Wherever "Please" appears in the records below, copy the line that holds it.
*** Records for the exercise Section Begins ***
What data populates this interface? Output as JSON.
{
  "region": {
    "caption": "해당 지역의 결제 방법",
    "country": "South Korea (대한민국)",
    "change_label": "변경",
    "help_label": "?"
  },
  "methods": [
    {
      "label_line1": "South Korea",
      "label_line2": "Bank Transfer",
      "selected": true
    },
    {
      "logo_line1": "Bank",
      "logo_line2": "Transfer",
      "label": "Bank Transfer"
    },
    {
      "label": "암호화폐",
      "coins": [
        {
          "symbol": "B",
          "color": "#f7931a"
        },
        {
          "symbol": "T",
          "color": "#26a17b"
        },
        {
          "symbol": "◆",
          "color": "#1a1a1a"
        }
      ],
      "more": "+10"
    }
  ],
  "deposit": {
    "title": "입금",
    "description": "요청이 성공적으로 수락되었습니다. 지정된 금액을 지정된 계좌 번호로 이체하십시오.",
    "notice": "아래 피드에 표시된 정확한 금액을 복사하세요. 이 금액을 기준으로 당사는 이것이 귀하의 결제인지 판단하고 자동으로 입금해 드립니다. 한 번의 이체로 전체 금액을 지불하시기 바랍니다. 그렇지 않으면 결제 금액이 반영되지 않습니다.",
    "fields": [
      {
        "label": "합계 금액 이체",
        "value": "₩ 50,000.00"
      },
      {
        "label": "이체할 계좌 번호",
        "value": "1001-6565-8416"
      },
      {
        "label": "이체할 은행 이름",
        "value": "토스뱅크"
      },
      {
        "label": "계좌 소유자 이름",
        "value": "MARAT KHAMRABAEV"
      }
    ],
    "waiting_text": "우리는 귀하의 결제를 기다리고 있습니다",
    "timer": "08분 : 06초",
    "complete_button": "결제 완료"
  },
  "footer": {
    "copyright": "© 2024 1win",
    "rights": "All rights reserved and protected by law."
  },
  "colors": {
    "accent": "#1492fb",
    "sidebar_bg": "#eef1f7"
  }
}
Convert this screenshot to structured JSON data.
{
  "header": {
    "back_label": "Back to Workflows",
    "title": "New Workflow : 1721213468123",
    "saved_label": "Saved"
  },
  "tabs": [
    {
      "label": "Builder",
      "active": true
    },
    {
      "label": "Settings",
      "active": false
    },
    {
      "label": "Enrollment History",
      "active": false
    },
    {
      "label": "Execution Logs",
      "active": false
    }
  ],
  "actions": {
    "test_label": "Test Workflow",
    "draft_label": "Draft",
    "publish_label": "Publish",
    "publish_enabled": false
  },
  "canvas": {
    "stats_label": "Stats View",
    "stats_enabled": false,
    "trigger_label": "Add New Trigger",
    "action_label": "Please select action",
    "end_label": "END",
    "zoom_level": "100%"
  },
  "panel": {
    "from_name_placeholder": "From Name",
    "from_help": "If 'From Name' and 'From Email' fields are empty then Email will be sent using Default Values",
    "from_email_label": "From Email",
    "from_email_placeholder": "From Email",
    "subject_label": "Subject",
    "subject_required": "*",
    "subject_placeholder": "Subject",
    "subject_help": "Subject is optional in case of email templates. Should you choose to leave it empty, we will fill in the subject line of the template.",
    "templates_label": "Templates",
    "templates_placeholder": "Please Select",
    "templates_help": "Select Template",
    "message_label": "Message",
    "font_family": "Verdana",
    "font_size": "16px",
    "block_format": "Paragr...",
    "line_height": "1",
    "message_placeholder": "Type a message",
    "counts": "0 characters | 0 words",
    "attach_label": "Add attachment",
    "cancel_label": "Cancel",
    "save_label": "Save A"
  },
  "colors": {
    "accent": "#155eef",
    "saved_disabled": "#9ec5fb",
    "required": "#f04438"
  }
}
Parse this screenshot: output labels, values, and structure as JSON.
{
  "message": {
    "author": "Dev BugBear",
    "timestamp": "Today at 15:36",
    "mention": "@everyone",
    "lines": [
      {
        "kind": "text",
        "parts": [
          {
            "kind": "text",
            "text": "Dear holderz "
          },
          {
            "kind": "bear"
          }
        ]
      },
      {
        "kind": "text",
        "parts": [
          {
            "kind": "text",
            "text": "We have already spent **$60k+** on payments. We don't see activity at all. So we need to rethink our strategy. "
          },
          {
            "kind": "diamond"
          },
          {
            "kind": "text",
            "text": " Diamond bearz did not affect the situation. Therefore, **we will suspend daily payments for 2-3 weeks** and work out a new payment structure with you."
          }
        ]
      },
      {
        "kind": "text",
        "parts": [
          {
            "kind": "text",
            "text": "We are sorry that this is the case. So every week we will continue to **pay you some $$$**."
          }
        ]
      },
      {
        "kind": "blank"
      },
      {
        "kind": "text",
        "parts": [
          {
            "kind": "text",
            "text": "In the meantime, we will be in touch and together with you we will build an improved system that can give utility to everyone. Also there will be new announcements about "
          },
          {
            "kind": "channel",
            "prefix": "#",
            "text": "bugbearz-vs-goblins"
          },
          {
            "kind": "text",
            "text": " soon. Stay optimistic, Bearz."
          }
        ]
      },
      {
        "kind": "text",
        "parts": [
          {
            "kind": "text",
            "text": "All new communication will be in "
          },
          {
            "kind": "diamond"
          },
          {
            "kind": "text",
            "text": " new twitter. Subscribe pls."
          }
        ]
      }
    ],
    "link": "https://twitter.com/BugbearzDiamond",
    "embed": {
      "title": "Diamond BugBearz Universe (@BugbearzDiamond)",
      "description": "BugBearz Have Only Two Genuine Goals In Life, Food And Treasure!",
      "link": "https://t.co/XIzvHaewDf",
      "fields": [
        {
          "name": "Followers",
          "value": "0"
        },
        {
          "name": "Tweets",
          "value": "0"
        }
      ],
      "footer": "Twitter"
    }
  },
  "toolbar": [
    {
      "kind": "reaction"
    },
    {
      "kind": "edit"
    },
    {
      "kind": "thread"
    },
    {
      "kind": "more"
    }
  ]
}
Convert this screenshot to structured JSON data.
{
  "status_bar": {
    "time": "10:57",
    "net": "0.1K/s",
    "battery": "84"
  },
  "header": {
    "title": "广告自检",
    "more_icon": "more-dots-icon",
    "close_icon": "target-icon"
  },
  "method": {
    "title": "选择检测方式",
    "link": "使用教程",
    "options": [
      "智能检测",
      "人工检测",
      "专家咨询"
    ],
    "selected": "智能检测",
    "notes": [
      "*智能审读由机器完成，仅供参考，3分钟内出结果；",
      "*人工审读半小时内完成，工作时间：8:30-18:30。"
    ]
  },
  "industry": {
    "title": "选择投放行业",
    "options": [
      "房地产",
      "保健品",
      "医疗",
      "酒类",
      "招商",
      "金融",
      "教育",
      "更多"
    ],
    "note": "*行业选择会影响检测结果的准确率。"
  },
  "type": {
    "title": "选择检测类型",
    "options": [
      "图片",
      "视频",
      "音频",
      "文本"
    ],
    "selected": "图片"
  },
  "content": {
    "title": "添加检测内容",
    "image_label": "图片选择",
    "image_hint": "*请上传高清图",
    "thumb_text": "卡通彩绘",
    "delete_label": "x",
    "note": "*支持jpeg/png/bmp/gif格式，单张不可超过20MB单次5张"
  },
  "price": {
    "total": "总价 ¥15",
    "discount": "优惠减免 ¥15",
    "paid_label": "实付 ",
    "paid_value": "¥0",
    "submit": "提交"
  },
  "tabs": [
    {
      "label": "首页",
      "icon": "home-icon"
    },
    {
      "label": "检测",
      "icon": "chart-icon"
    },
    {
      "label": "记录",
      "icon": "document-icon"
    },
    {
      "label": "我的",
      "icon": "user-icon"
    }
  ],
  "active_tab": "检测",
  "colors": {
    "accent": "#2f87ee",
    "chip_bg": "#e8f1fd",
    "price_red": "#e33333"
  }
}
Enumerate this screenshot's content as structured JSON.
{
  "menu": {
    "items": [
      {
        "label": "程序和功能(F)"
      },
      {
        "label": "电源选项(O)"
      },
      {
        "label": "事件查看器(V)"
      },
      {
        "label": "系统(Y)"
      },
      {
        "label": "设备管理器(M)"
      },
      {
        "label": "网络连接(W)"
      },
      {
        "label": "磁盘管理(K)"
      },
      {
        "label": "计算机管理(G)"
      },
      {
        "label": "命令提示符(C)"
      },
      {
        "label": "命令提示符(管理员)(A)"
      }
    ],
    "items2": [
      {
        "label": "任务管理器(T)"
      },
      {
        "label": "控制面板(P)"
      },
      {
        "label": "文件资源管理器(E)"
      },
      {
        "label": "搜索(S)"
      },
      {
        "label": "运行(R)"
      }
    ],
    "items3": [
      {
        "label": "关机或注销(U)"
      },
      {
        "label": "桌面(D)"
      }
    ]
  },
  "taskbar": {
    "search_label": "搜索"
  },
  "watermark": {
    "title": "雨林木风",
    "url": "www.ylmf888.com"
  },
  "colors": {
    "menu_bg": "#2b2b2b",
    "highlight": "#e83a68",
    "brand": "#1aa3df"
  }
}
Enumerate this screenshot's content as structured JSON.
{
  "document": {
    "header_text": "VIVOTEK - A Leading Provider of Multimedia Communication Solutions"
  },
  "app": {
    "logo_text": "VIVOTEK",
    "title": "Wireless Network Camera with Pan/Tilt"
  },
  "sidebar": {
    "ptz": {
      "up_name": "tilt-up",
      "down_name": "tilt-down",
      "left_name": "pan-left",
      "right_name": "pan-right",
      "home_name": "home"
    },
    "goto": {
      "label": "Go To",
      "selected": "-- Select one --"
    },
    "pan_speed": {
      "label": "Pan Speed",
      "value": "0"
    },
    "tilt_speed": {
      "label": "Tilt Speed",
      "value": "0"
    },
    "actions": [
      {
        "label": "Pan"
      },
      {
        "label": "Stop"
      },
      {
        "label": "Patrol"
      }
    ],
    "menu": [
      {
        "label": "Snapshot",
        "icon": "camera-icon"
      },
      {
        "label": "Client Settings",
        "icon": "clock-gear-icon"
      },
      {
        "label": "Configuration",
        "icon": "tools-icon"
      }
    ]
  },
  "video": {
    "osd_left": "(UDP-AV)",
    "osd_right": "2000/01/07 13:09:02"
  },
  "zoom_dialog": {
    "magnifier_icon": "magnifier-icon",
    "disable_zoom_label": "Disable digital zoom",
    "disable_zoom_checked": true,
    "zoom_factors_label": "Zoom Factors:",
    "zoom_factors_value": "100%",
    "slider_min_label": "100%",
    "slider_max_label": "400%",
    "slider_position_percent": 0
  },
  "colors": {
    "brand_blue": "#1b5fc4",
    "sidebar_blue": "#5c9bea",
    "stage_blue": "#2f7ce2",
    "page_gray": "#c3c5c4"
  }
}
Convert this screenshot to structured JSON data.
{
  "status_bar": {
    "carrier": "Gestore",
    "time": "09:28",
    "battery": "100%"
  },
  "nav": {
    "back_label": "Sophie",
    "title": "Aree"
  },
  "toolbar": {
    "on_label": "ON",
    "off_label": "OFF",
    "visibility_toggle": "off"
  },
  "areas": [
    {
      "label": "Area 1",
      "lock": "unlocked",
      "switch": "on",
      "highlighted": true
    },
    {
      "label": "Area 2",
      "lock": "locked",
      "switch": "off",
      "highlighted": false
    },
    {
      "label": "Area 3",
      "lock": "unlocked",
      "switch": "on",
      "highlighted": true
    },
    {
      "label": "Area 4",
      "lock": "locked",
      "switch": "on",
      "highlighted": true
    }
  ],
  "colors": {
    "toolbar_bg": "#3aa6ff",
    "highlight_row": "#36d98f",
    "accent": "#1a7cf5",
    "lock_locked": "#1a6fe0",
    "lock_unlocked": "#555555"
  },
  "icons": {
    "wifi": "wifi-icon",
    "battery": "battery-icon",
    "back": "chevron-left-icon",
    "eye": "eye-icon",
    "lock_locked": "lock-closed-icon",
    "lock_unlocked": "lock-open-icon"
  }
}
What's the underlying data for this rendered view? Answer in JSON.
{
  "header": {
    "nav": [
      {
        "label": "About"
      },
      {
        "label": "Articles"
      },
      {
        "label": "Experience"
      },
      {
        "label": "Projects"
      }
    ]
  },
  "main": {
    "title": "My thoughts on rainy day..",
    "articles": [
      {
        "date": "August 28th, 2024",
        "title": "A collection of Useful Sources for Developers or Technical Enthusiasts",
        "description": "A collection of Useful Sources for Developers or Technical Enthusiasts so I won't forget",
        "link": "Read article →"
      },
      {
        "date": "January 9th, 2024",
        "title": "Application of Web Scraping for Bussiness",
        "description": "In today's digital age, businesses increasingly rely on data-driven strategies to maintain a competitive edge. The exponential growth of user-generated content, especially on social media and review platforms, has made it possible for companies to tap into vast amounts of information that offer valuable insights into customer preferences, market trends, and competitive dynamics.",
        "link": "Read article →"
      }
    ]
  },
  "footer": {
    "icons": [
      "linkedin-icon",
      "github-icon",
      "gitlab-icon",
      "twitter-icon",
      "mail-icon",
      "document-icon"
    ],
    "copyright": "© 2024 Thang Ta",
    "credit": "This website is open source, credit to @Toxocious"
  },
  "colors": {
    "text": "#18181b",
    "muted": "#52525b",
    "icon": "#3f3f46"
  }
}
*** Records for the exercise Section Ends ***
Finished task:
    "action_label": "Please select action",
    "templates_placeholder": "Please Select",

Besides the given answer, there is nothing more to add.